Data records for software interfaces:

══════════════════════════════

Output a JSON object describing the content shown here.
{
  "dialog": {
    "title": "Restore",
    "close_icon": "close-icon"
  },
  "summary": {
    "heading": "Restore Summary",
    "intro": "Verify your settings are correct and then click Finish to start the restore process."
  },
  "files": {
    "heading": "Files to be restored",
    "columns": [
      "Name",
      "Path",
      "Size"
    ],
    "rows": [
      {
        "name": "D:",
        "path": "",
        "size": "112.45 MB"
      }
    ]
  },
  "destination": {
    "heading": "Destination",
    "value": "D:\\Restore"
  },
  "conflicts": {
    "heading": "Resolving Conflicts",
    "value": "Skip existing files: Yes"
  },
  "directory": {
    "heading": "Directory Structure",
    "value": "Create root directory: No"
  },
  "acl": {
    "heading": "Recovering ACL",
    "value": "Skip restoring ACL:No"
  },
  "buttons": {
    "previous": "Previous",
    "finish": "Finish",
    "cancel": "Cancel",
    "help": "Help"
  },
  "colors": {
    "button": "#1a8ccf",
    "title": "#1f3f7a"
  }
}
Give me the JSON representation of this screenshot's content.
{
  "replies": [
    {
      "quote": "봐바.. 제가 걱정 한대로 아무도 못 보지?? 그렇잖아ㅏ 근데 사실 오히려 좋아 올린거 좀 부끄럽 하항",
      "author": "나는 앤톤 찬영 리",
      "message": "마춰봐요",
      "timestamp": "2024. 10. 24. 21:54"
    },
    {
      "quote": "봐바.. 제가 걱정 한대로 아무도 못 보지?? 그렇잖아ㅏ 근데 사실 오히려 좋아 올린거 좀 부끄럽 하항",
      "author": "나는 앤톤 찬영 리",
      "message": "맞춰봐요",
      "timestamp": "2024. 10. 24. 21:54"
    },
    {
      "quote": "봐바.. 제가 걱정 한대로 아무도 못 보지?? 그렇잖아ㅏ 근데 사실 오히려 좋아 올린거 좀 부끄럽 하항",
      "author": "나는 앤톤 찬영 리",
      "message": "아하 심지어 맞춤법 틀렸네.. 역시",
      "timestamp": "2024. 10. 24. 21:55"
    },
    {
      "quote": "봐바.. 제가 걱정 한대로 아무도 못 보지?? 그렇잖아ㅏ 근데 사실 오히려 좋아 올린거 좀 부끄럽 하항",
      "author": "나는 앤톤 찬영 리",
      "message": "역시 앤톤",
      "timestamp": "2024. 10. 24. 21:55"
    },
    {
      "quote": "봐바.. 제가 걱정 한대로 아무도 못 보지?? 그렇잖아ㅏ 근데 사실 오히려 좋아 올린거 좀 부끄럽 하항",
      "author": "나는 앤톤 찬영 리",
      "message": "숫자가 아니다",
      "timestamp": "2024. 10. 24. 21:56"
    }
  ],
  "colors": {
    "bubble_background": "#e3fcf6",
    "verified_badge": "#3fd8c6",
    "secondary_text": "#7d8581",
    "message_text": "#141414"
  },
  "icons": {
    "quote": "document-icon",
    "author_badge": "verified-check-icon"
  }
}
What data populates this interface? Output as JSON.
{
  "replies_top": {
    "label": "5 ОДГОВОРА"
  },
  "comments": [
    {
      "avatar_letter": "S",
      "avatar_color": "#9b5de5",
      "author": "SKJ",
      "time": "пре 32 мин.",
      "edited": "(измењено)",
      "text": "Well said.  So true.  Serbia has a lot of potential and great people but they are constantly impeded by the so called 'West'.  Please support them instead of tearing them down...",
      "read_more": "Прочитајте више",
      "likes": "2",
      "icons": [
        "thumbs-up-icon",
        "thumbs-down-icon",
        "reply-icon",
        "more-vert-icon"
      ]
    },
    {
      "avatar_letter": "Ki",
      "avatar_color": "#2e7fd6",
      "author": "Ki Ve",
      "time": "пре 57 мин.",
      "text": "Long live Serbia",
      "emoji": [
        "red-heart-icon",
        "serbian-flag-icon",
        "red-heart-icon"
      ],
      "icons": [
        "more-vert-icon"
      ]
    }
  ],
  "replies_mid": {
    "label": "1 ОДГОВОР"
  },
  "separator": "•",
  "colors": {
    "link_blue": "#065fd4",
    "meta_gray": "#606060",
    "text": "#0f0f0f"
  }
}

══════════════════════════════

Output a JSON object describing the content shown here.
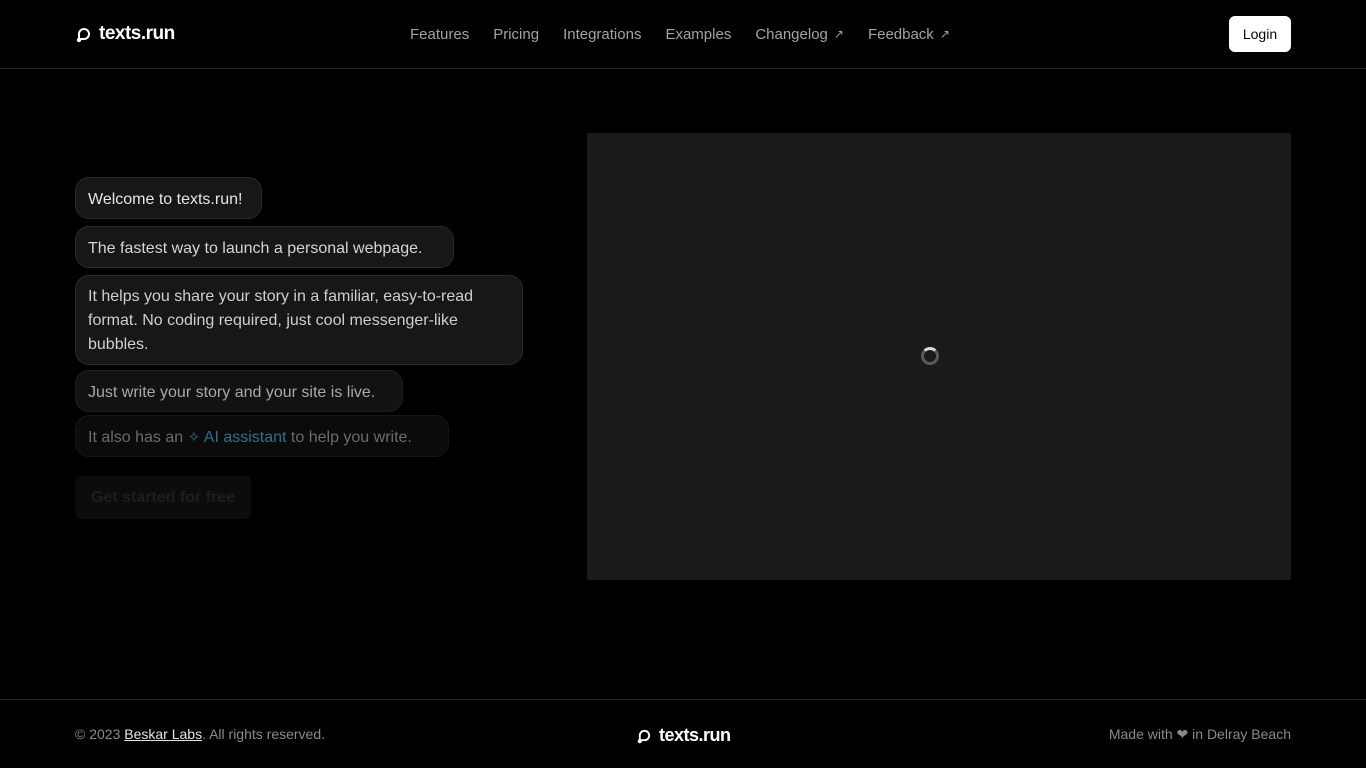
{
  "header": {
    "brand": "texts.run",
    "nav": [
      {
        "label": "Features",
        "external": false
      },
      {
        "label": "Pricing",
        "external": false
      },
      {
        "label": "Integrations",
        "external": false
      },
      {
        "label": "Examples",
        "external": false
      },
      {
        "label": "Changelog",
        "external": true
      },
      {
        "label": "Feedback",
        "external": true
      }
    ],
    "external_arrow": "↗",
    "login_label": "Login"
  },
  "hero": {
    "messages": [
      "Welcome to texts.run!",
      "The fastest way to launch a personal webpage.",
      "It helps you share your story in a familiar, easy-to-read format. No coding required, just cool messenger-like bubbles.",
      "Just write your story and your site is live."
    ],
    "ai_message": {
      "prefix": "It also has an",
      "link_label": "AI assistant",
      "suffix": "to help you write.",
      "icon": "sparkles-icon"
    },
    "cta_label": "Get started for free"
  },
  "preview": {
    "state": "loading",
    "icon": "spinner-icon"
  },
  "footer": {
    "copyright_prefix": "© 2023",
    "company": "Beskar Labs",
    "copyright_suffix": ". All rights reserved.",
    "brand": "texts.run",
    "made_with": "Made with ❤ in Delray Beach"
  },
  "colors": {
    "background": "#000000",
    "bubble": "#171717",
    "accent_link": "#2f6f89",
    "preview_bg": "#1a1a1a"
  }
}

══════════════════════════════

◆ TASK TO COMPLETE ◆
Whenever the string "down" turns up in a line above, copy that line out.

◆ RESPONSE TO THE EXERCISE ◆
      "text": "Well said.  So true.  Serbia has a lot of potential and great people but they are constantly impeded by the so called 'West'.  Please support them instead of tearing them down...",
        "thumbs-down-icon",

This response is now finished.